Could China's nascent car industry one day surpass that of Germany? In the long run, the answer is undoubtedly yes. But that day may arrive much quicker than many think if we frame the question in terms of strategic vision rather than simply counting cars.
What got me thinking was this story in Germany's Der Spiegel that questions the green credentials of the country's generous scrap-a-car scheme. Germany is effectively subsidising its car industry to the tune of €2,500, which is the so-called “environmental bonus” that German car buyers get if they scrap an old vehicle for a new one, which is only moderately less polluting than the one being scrapped.

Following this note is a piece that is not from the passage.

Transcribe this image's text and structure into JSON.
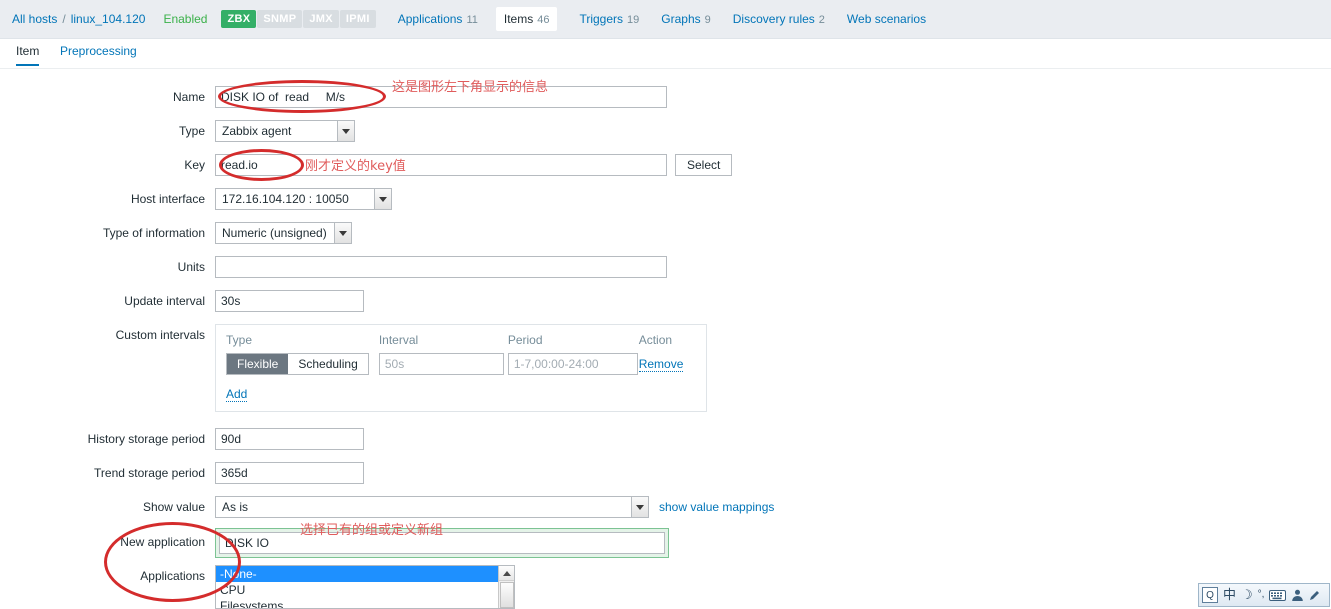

Germans being Germans, the majority of those new cars are likely to be BMWs, VWs, Audis and Mercedes, so boosting the German economy and keeping Germans employed in car factories.
Germany gave birth to the motor car — or so it likes to think — and given the strength and maturity of its industry, it seems strange that the German government feels the need to subsidise giants like BMW and German consumers to use technology of the last century — the internal combustion engine — rather than a technology with a cleaner and brighter future.
China, the US and the UK have all realised that the electric car is much less environmentally aggressive than the internal combustion engine and offer big subsidies to car buyers who switch to this cleaner form of transport.
Critics may question how effective the measures are and whether electric cars are yet ready for prime time. But there is no ignoring the groundswell of environmental consciousness such that, in five or ten years time, electric cars are going to be a common sight on the roads of these countries.
“In the next five to 10 years we will see big changes. Electrification will happen much sooner than people expect,” says Henry Li,general manger for exports at BYD, China's best-known maker of electric cars.
But not in Germany, apparently. The country has encourage research into electric vehicles and does offer a tax exemption for electric vehicles, but the saving adds up to a derisory €140. Given that electric vehicles still command a hefty premium over conventional cars, that is unlikely to sway too many Germans to vote with their heart instead of their pocket-book and buy green — or encourage German carmakers to pay more than lip-service to electric cars.
The contrast with China, normally seen to be a laggard when it comes to environmental awareness, could not be starker. In China, motorists get the equivalent of over €6,700 to buy an electric vehicle. Der Spiegel notes:
The People's Republic pays the highest electric car subsidies in the world in the hope that a rapid uptake of the technology will give a competitive advantage to domestic electric car manufacturers like BYD. The deputy finance minister, Zhang Shaochun, rejects lavish research grants. A direct subsidy, he says, gives consumers a choice and means that the market decides which electric cars are successful.”
The newspaper argues that Germany should take a leaf out of China's green book and direct its current subsidy to stimulate a new car industry based on electric technology. Otherwise, it is likely that the only electric vehicles to be seen on Germany's roads will bear a Made in China sticker.